As explained above, if using simple futures contracts the business would sell futures now then buy later.
When using options, the borrower takes out an option to sell futures contracts at today’s price (or another agreed price). Let’s say that price is 95. An option to sell is known as a put option (think about putting something up for sale).
If interest rates rise the futures contract price will fall, let’s say to 93. Therefore the borrower will buy at 93 and will then choose to exercise the option by exercising their right to sell at 95. The gain on the options is used to offset the extra interest that has to be paid.
If interest rates fall the futures contract price will rise, let’s say to 97. Clearly, the borrower would not buy at 97 then exercise the option to sell at 95, so the option is allowed to lapse and the business will simply benefit from the lower interest rate.
Using options when depositing
As explained above, if using simple futures contracts the business would buy futures now and then sell later.
When using options, the investor takes out an option to buy futures contracts at today’s price (or another agreed price). Let’s say that price is 95. An option to buy is known as a call option.
If interest rates fall the futures contract price will rise, let’s say to 97. The investor would therefore sell at 97 then exercise the option to buy at 95. The gain on the options is used to offset the lower interest that has been earned.
If interest rates rise the futures contract price will fall, let’s say to 93. Clearly, the investor would not sell futures at 93 and exercise the option by insisting on their right to sell at 95. The option is allowed to lapse and the investor enjoys extra income form the higher interest rate.
Options therefore give borrowers and lenders a way of guaranteeing minimum income or maximum costs whilst leaving the door open to the possibility of higher income or lower costs. These ‘heads I win, tails you lose’ benefits have to be paid for and a non-returnable premium has to be paid up front to acquire the options.
Interest rate caps, floors and collars
Interest rate cap:
A cap involves using interest rate options to set a maximum interest rate for borrowers. If the actual interest rate is lower, the option is allowed to lapse.
Interest rate floors:
A floor involves using interest rate options to set a minimum interest rate for investors. If the actual interest rate is higher the investor will let the option lapse.
Interest rate collar:
A collar involves using interest rate options to confine the interest paid or earned within a pre-determined range. A borrower would buy a cap and sell a floor, thereby offsetting the cost of buying a cap against the premium received by selling a floor. A depositor would buy a floor and sell a cap.
Interest rate swaps
Interest rate swaps allow companies to exchange interest payments on an agreed notional amount for an agreed period of time. Swaps may be used to hedge against adverse interest rate movements or to achieve a desired balanced between fixed and variable rate debt.
Interest rate swaps allow both counterparties to benefit from the interest payment exchange by obtaining better borrowing rates than they are offered by a bank.
Interest rate swaps are arranged by a financial intermediary such as a bank, so the counterparties may never meet. However, the obligation to meet the original interest payments remains with the original borrower if a counterparty defaults, but this counterparty risk is reduced or eliminated if a financial intermediary arranges the swap.

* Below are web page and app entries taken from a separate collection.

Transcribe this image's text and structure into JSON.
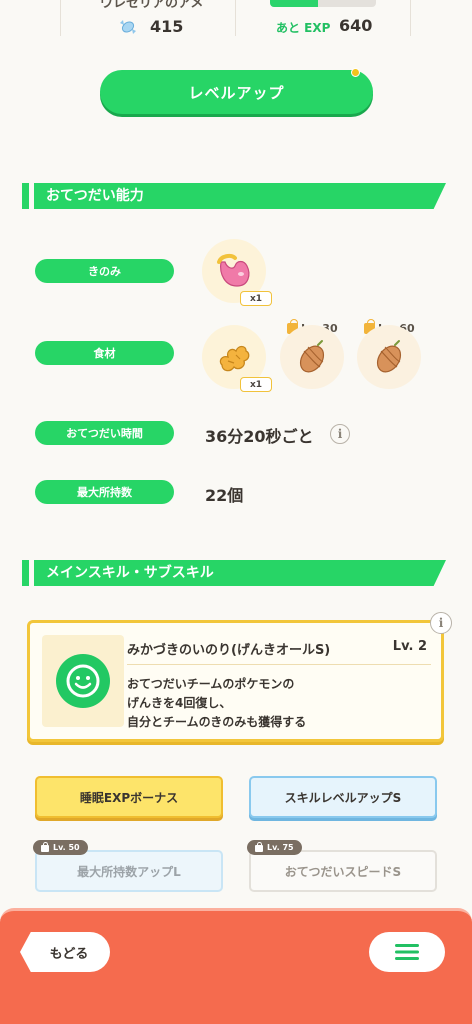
{
  "top_stats": {
    "candy_name": "ウレセリアのアメ",
    "candy_count": "415",
    "exp_label": "あと EXP",
    "exp_remaining": "640",
    "exp_progress": 0.45
  },
  "level_up": {
    "label": "レベルアップ"
  },
  "helping_section": {
    "title": "おてつだい能力",
    "berry": {
      "label": "きのみ",
      "quantity": "x1",
      "icon": "berry-icon"
    },
    "ingredients": {
      "label": "食材",
      "items": [
        {
          "icon": "ginger-icon",
          "quantity": "x1",
          "locked": false
        },
        {
          "icon": "cacao-icon",
          "lock_level": "Lv. 30",
          "locked": true
        },
        {
          "icon": "cacao-icon",
          "lock_level": "Lv. 60",
          "locked": true
        }
      ]
    },
    "help_time": {
      "label": "おてつだい時間",
      "value": "36分20秒ごと"
    },
    "max_carry": {
      "label": "最大所持数",
      "value": "22個"
    }
  },
  "skill_section": {
    "title": "メインスキル・サブスキル",
    "main_skill": {
      "name": "みかづきのいのり(げんきオールS)",
      "level": "Lv. 2",
      "description": [
        "おてつだいチームのポケモンの",
        "げんきを4回復し、",
        "自分とチームのきのみも獲得する"
      ]
    },
    "sub_skills": [
      {
        "label": "睡眠EXPボーナス",
        "style": "gold",
        "lock": ""
      },
      {
        "label": "スキルレベルアップS",
        "style": "blue",
        "lock": ""
      },
      {
        "label": "最大所持数アップL",
        "style": "blue-dim",
        "lock": "Lv. 50"
      },
      {
        "label": "おてつだいスピードS",
        "style": "white-dim",
        "lock": "Lv. 75"
      }
    ]
  },
  "bottom_bar": {
    "back_label": "もどる",
    "menu_icon": "hamburger-menu-icon"
  },
  "colors": {
    "accent_green": "#27d566",
    "bottom_bar": "#f56b4e",
    "skill_card_border": "#f2c63a"
  }
}
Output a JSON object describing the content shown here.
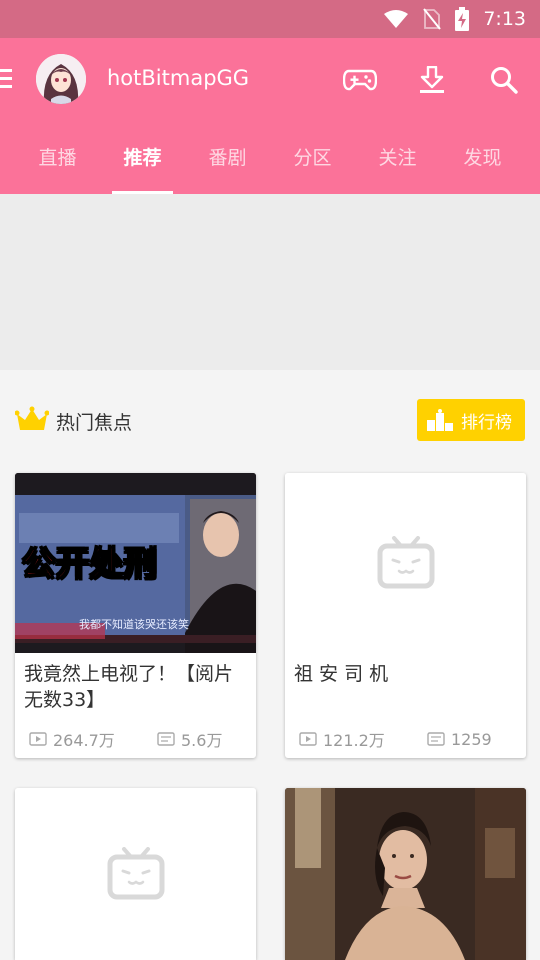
{
  "status_bar": {
    "time": "7:13"
  },
  "app_bar": {
    "username": "hotBitmapGG",
    "icons": [
      "menu-icon",
      "gamepad-icon",
      "download-icon",
      "search-icon"
    ]
  },
  "tabs": [
    {
      "label": "直播",
      "active": false
    },
    {
      "label": "推荐",
      "active": true
    },
    {
      "label": "番剧",
      "active": false
    },
    {
      "label": "分区",
      "active": false
    },
    {
      "label": "关注",
      "active": false
    },
    {
      "label": "发现",
      "active": false
    }
  ],
  "section": {
    "title": "热门焦点",
    "rank_button": "排行榜"
  },
  "cards": [
    {
      "title": "我竟然上电视了！【阅片无数33】",
      "plays": "264.7万",
      "danmaku": "5.6万",
      "thumb_overlay": "公开处刑",
      "thumb_subtitle": "我都不知道该哭还该笑"
    },
    {
      "title": "祖 安 司 机",
      "plays": "121.2万",
      "danmaku": "1259"
    },
    {
      "title": "",
      "plays": "",
      "danmaku": ""
    },
    {
      "title": "",
      "plays": "",
      "danmaku": ""
    }
  ],
  "colors": {
    "primary": "#fb7299",
    "status_bar": "#d46a85",
    "accent": "#ffd100"
  }
}
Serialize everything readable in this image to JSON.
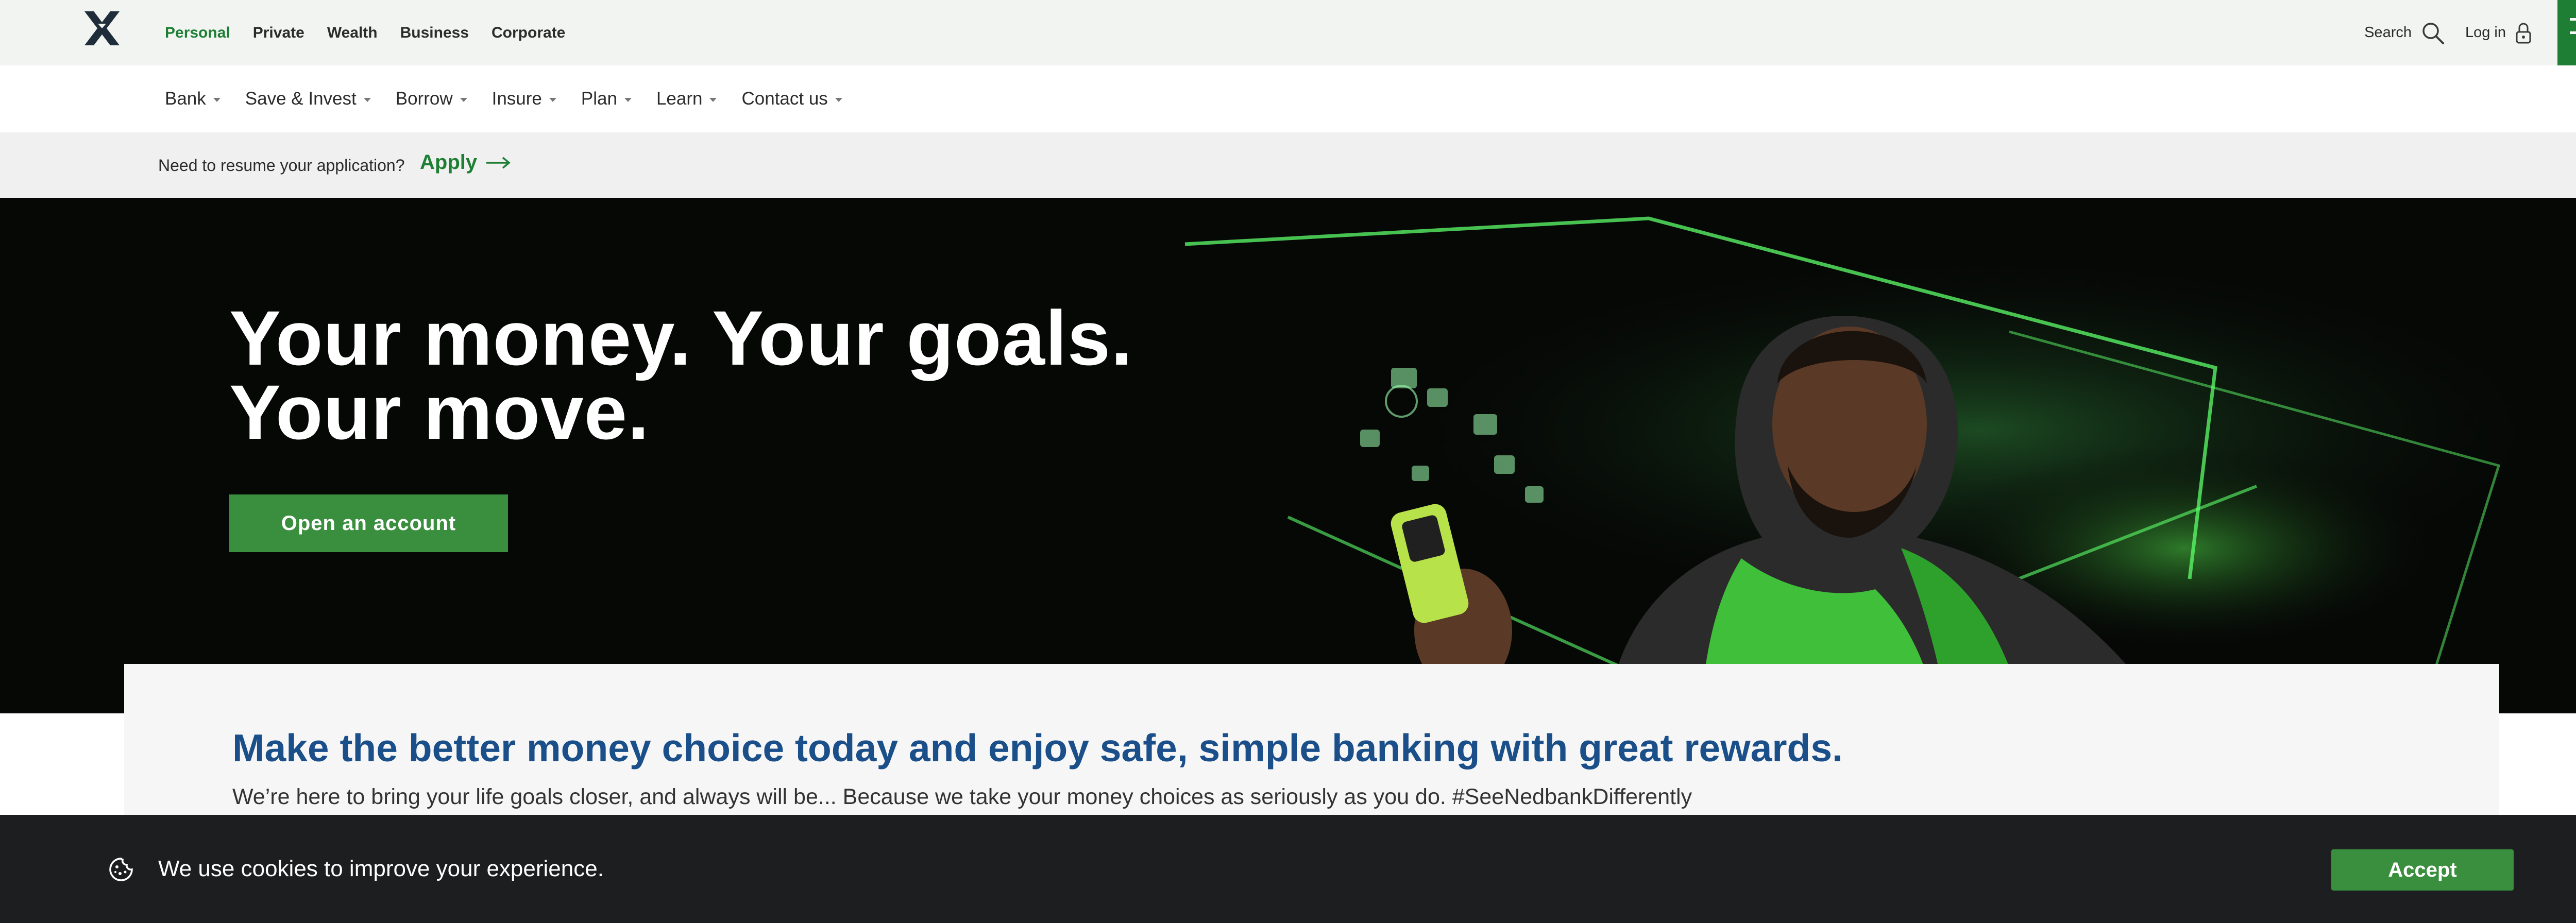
{
  "brand": {
    "logo_icon": "nedbank-x-logo-icon",
    "accent": "#1e7f34",
    "button_green": "#3a8f3e"
  },
  "segments": [
    {
      "label": "Personal",
      "active": true
    },
    {
      "label": "Private",
      "active": false
    },
    {
      "label": "Wealth",
      "active": false
    },
    {
      "label": "Business",
      "active": false
    },
    {
      "label": "Corporate",
      "active": false
    }
  ],
  "top_actions": {
    "search_label": "Search",
    "search_icon": "search-icon",
    "login_label": "Log in",
    "login_icon": "lock-icon",
    "menu_icon": "hamburger-menu-icon"
  },
  "nav": [
    {
      "label": "Bank"
    },
    {
      "label": "Save & Invest"
    },
    {
      "label": "Borrow"
    },
    {
      "label": "Insure"
    },
    {
      "label": "Plan"
    },
    {
      "label": "Learn"
    },
    {
      "label": "Contact us"
    }
  ],
  "notice": {
    "text": "Need to resume your application?",
    "link_label": "Apply",
    "link_icon": "arrow-right-icon",
    "close_icon": "close-icon"
  },
  "hero": {
    "title": "Your money. Your goals. Your move.",
    "cta_label": "Open an account"
  },
  "intro": {
    "title": "Make the better money choice today and enjoy safe, simple banking with great rewards.",
    "text": "We’re here to bring your life goals closer, and always will be... Because we take your money choices as seriously as you do. #SeeNedbankDifferently"
  },
  "cookie": {
    "icon": "cookie-icon",
    "text": "We use cookies to improve your experience.",
    "accept_label": "Accept"
  }
}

The most common type of swap involves exchanging fixed interest payments for variable interest payments on the same notional amount. This is known as a plain vanilla swap.
Interest rate swaps allow companies to hedge over a longer period of time than other interest rate derivatives, but do not allow companies to benefit from favourable movements in interest rates.
Another form of swap is a currency swap, which is also an interest rate swap. Currency swaps are used to exchange interest payments and the principal amounts in different currencies over an agreed period of time. They can be used to eliminate transaction risk on foreign currency loans. An example would be a swap that exchanges fixed rate dollar debt for fixed rate euro debt.
Ken Garrett is a freelance lecturer and writer